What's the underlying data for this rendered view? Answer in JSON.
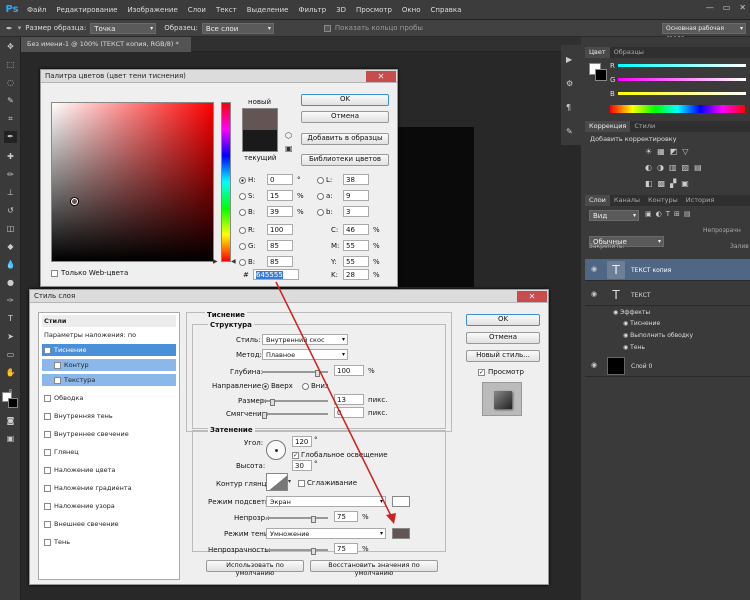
{
  "app": {
    "logo": "Ps",
    "menu": [
      "Файл",
      "Редактирование",
      "Изображение",
      "Слои",
      "Текст",
      "Выделение",
      "Фильтр",
      "3D",
      "Просмотр",
      "Окно",
      "Справка"
    ]
  },
  "options": {
    "sample_size_label": "Размер образца:",
    "sample_size_value": "Точка",
    "sample_label": "Образец:",
    "sample_value": "Все слои",
    "show_ring_label": "Показать кольцо пробы",
    "workspace_label": "Основная рабочая среда"
  },
  "document": {
    "tab": "Без имени-1 @ 100% (ТЕКСТ копия, RGB/8) *"
  },
  "color_panel": {
    "tabs": [
      "Цвет",
      "Образцы"
    ],
    "channels": [
      "R",
      "G",
      "B"
    ]
  },
  "adjust_panel": {
    "tabs": [
      "Коррекция",
      "Стили"
    ],
    "add_label": "Добавить корректировку"
  },
  "layers_panel": {
    "tabs": [
      "Слои",
      "Каналы",
      "Контуры",
      "История"
    ],
    "filter_value": "Вид",
    "blend_mode": "Обычные",
    "opacity_label": "Непрозрачн",
    "lock_label": "Закрепить:",
    "fill_label": "Залив",
    "layers": [
      {
        "name": "ТЕКСТ копия",
        "type": "text"
      },
      {
        "name": "ТЕКСТ",
        "type": "text"
      },
      {
        "name": "Эффекты",
        "type": "effects"
      },
      {
        "name": "Тиснение",
        "type": "effect"
      },
      {
        "name": "Выполнить обводку",
        "type": "effect"
      },
      {
        "name": "Тень",
        "type": "effect"
      },
      {
        "name": "Слой 0",
        "type": "image"
      }
    ]
  },
  "color_picker": {
    "title": "Палитра цветов (цвет тени тиснения)",
    "new_label": "новый",
    "current_label": "текущий",
    "ok": "OK",
    "cancel": "Отмена",
    "add_swatch": "Добавить в образцы",
    "color_libraries": "Библиотеки цветов",
    "web_only": "Только Web-цвета",
    "hsb": [
      {
        "label": "H:",
        "value": "0",
        "unit": "°"
      },
      {
        "label": "S:",
        "value": "15",
        "unit": "%"
      },
      {
        "label": "B:",
        "value": "39",
        "unit": "%"
      }
    ],
    "rgb": [
      {
        "label": "R:",
        "value": "100"
      },
      {
        "label": "G:",
        "value": "85"
      },
      {
        "label": "B:",
        "value": "85"
      }
    ],
    "lab": [
      {
        "label": "L:",
        "value": "38"
      },
      {
        "label": "a:",
        "value": "9"
      },
      {
        "label": "b:",
        "value": "3"
      }
    ],
    "cmyk": [
      {
        "label": "C:",
        "value": "46",
        "unit": "%"
      },
      {
        "label": "M:",
        "value": "55",
        "unit": "%"
      },
      {
        "label": "Y:",
        "value": "55",
        "unit": "%"
      },
      {
        "label": "K:",
        "value": "28",
        "unit": "%"
      }
    ],
    "hex_label": "#",
    "hex_value": "645555",
    "new_color": "#645555",
    "current_color": "#1a1a1a"
  },
  "layer_style": {
    "title": "Стиль слоя",
    "styles_header": "Стили",
    "blending_options": "Параметры наложения: по умолчанию",
    "items": [
      {
        "label": "Тиснение",
        "checked": true,
        "selected": true
      },
      {
        "label": "Контур",
        "checked": false,
        "sub": true
      },
      {
        "label": "Текстура",
        "checked": false,
        "sub": true
      },
      {
        "label": "Обводка",
        "checked": false
      },
      {
        "label": "Внутренняя тень",
        "checked": false
      },
      {
        "label": "Внутреннее свечение",
        "checked": false
      },
      {
        "label": "Глянец",
        "checked": false
      },
      {
        "label": "Наложение цвета",
        "checked": false
      },
      {
        "label": "Наложение градиента",
        "checked": false
      },
      {
        "label": "Наложение узора",
        "checked": false
      },
      {
        "label": "Внешнее свечение",
        "checked": false
      },
      {
        "label": "Тень",
        "checked": false
      }
    ],
    "section": "Тиснение",
    "structure": "Структура",
    "style_label": "Стиль:",
    "style_value": "Внутренний скос",
    "method_label": "Метод:",
    "method_value": "Плавное",
    "depth_label": "Глубина:",
    "depth_value": "100",
    "depth_unit": "%",
    "direction_label": "Направление:",
    "dir_up": "Вверх",
    "dir_down": "Вниз",
    "size_label": "Размер:",
    "size_value": "13",
    "size_unit": "пикс.",
    "soften_label": "Смягчение:",
    "soften_value": "0",
    "soften_unit": "пикс.",
    "shading": "Затенение",
    "angle_label": "Угол:",
    "angle_value": "120",
    "angle_unit": "°",
    "global_light": "Глобальное освещение",
    "altitude_label": "Высота:",
    "altitude_value": "30",
    "altitude_unit": "°",
    "gloss_label": "Контур глянца:",
    "antialias": "Сглаживание",
    "highlight_label": "Режим подсветки:",
    "highlight_value": "Экран",
    "hl_opacity_label": "Непрозр.:",
    "hl_opacity_value": "75",
    "hl_opacity_unit": "%",
    "shadow_label": "Режим тени:",
    "shadow_value": "Умножение",
    "sh_opacity_label": "Непрозрачность:",
    "sh_opacity_value": "75",
    "sh_opacity_unit": "%",
    "make_default": "Использовать по умолчанию",
    "reset_default": "Восстановить значения по умолчанию",
    "ok": "OK",
    "cancel": "Отмена",
    "new_style": "Новый стиль...",
    "preview": "Просмотр",
    "shadow_color": "#645555"
  }
}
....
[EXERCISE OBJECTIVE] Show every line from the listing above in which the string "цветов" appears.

[RESPONSE BELOW]
    "title": "Палитра цветов (цвет тени тиснения)",
    "color_libraries": "Библиотеки цветов",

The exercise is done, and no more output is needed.